I’ll leave you with a video that I find very useful and that is a call to action for those of you who seek/need/want to be active around this video and it’s imagery and how you interpret what is presented by freedomreeves:

What do you think? What is spectacular sex? What are your responses/reactions to Kiely’s video? All this talk about obesity and dieting, is it time for what Elizabeth Thoman calls a “media diet”?


  1. I have about a thousand comments on this mujer. I actually showed the video to some of my students and la Mapu and was surprised not by their reaction but the conversations about sexuality that it brought out in terms of what is "spectacular" about sex and how young woman of color are given such limiting messages about what their choices are in terms claiming a positive sexuality. I'm gonna write about it over on my personal blog so I don't clog up your shit. :)

  2. what is up with her video response?

    in response to that it's not promoting date rape she says - "it's just not" - what kind of response is that? I mean I know there is a lot more to the subject of alcohol and consent. But when a POC points out that something is racist, for example, can the creator just say "it's not racist, it's just not?" and expect to be off the hook? I mean even if there's more to it, they can't expect to give a response like that and have it be accepted.

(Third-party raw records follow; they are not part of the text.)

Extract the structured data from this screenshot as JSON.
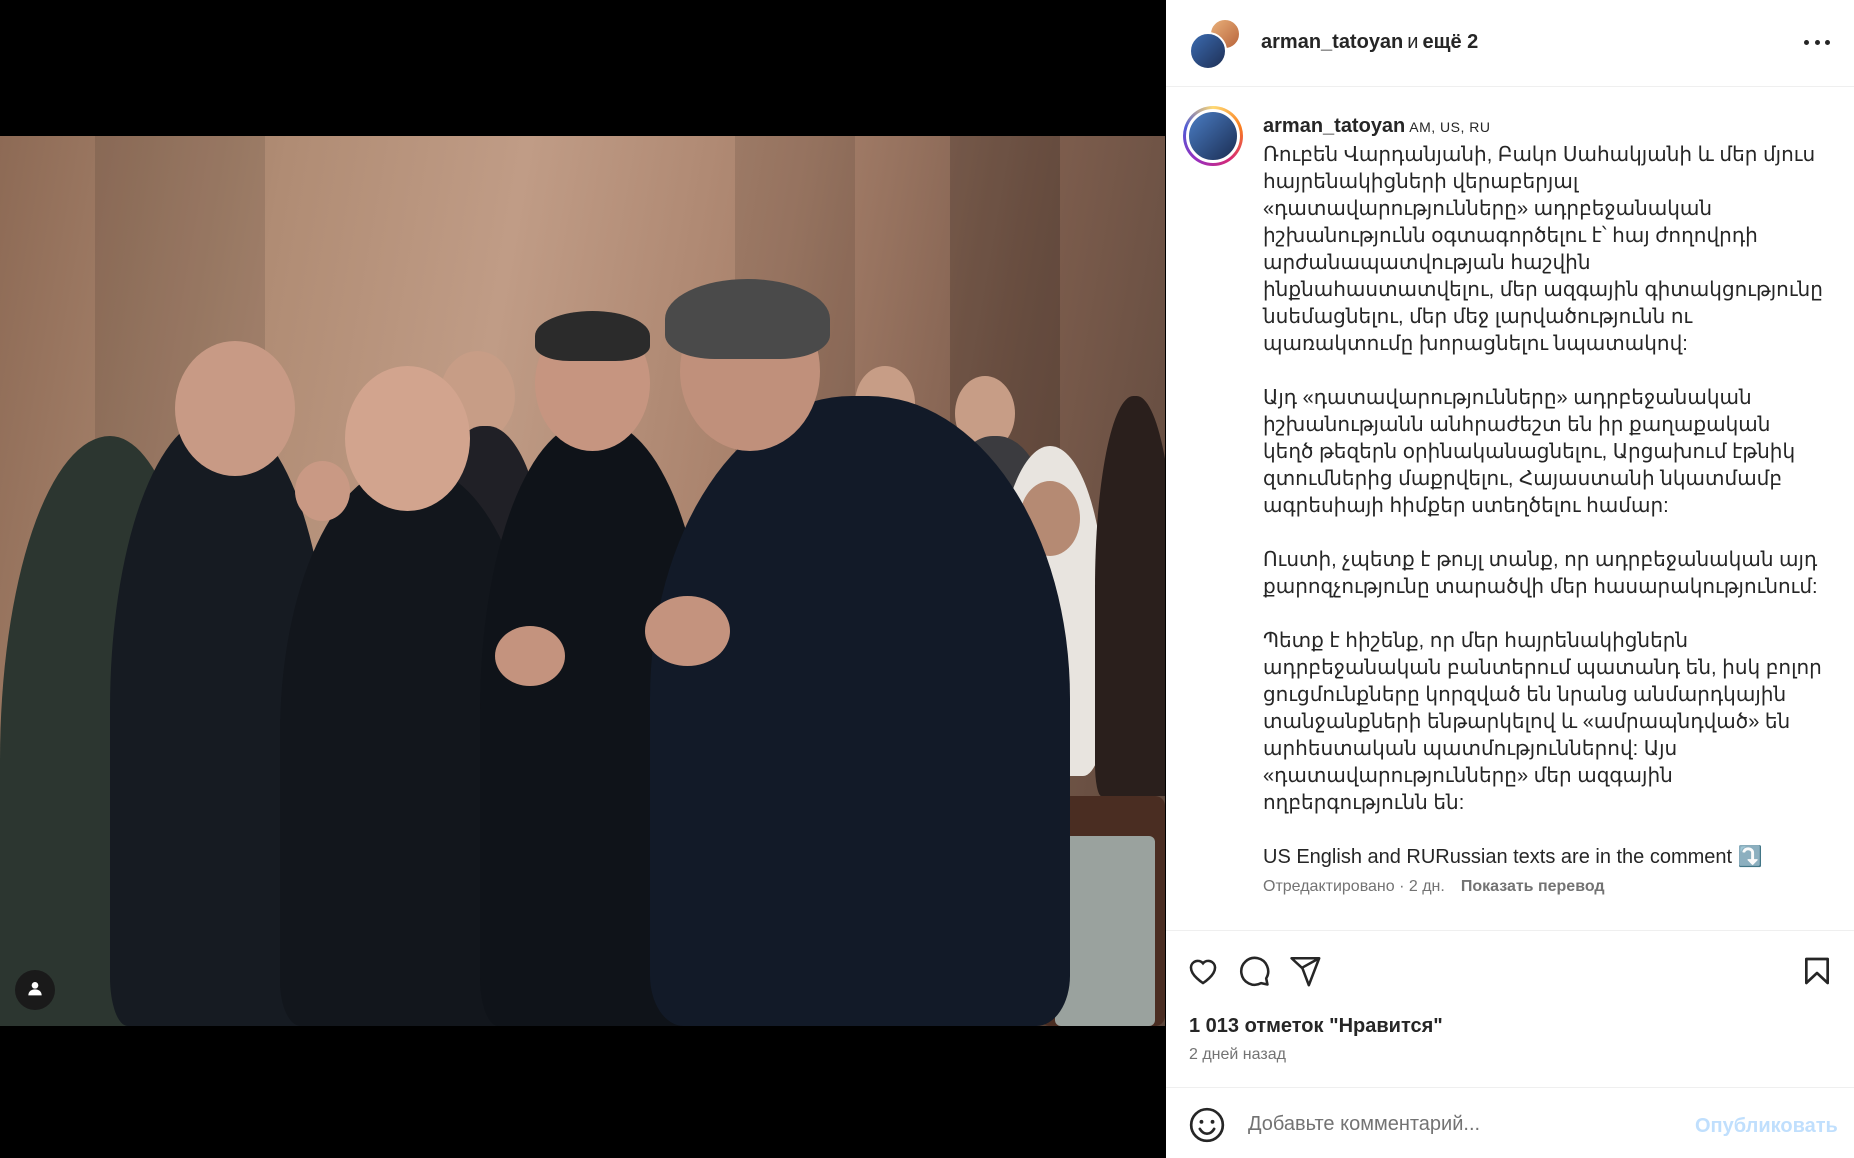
{
  "post": {
    "header": {
      "username": "arman_tatoyan",
      "and_text": "и",
      "others": "ещё 2"
    },
    "caption": {
      "username": "arman_tatoyan",
      "flags": "AM, US, RU",
      "text": "Ռուբեն Վարդանյանի, Բակո Սահակյանի և մեր մյուս հայրենակիցների վերաբերյալ «դատավարությունները» ադրբեջանական իշխանությունն օգտագործելու է՝ հայ ժողովրդի արժանապատվության հաշվին ինքնահաստատվելու, մեր ազգային գիտակցությունը նսեմացնելու, մեր մեջ լարվածությունն ու պառակտումը խորացնելու նպատակով:\n\nԱյդ «դատավարությունները» ադրբեջանական իշխանությանն անհրաժեշտ են իր քաղաքական կեղծ թեզերն օրինականացնելու, Արցախում էթնիկ զտումներից մաքրվելու, Հայաստանի նկատմամբ ագրեսիայի հիմքեր ստեղծելու համար:\n\nՈւստի, չպետք է թույլ տանք, որ ադրբեջանական այդ քարոզչությունը տարածվի մեր հասարակությունում:\n\nՊետք է հիշենք, որ մեր հայրենակիցներն ադրբեջանական բանտերում պատանդ են, իսկ բոլոր ցուցմունքները կորզված են նրանց անմարդկային տանջանքների ենթարկելով և «ամրապնդված» են արհեստական պատմություններով: Այս «դատավարությունները» մեր ազգային ողբերգությունն են:\n\nUS English and RURussian texts are in the comment ⤵️",
      "edited": "Отредактировано · 2 дн.",
      "translate": "Показать перевод"
    },
    "likes": "1 013 отметок \"Нравится\"",
    "date": "2 дней назад",
    "comment": {
      "placeholder": "Добавьте комментарий...",
      "publish": "Опубликовать"
    }
  },
  "icons": {
    "more": "more-options-icon",
    "like": "heart-icon",
    "comment": "comment-icon",
    "share": "send-icon",
    "save": "bookmark-icon",
    "emoji": "emoji-icon",
    "tagged": "user-icon"
  },
  "colors": {
    "text_primary": "#262626",
    "text_secondary": "#737373",
    "publish_disabled": "#c0dffd",
    "border": "#efefef",
    "photo_bg": "#000000"
  }
}
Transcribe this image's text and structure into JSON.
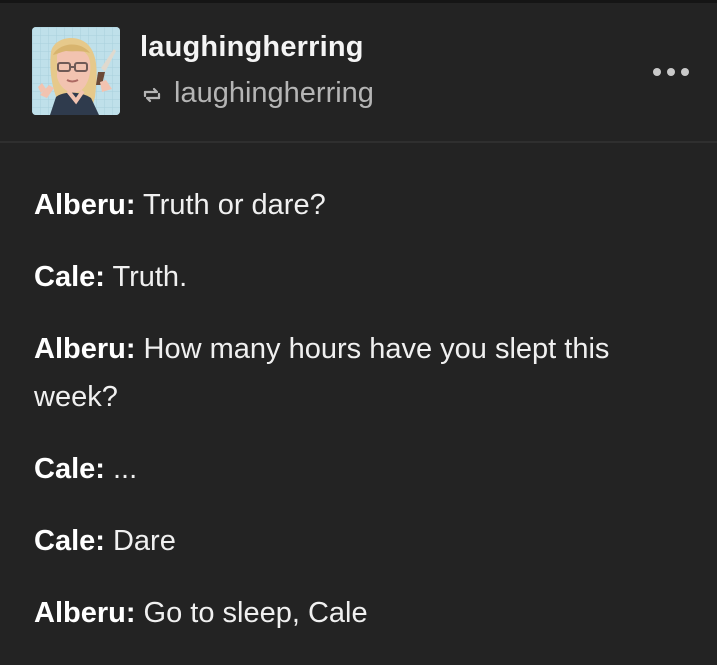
{
  "post": {
    "username": "laughingherring",
    "reblogged_from": "laughingherring",
    "icons": {
      "reblog": "reblog-icon",
      "more": "more-icon"
    },
    "dialogue": [
      {
        "speaker": "Alberu:",
        "text": " Truth or dare?"
      },
      {
        "speaker": "Cale:",
        "text": " Truth."
      },
      {
        "speaker": "Alberu:",
        "text": " How many hours have you slept this week?"
      },
      {
        "speaker": "Cale:",
        "text": " ..."
      },
      {
        "speaker": "Cale:",
        "text": " Dare"
      },
      {
        "speaker": "Alberu:",
        "text": " Go to sleep, Cale"
      }
    ]
  },
  "colors": {
    "background": "#232323",
    "text": "#f0f0f0",
    "muted": "#b5b5b5"
  }
}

    And If it's not her idea of a perfect Saturday Night how would we know that? Meanwhile the video, if it has any perspective, is glamorizing all of that behavior, so it's giving a judgement in the other way. You mentioned how some people commented that she had control when to leave in the video. Well how much control did Kiely have over the song and video she chose to make? From her video response it seems like she loves and revels in the attention and doesn't really care about the message. She said "maybe it's something we need to talk about" but trite reponses like "it's not promoting date rape, it just not" isn't really a conversation.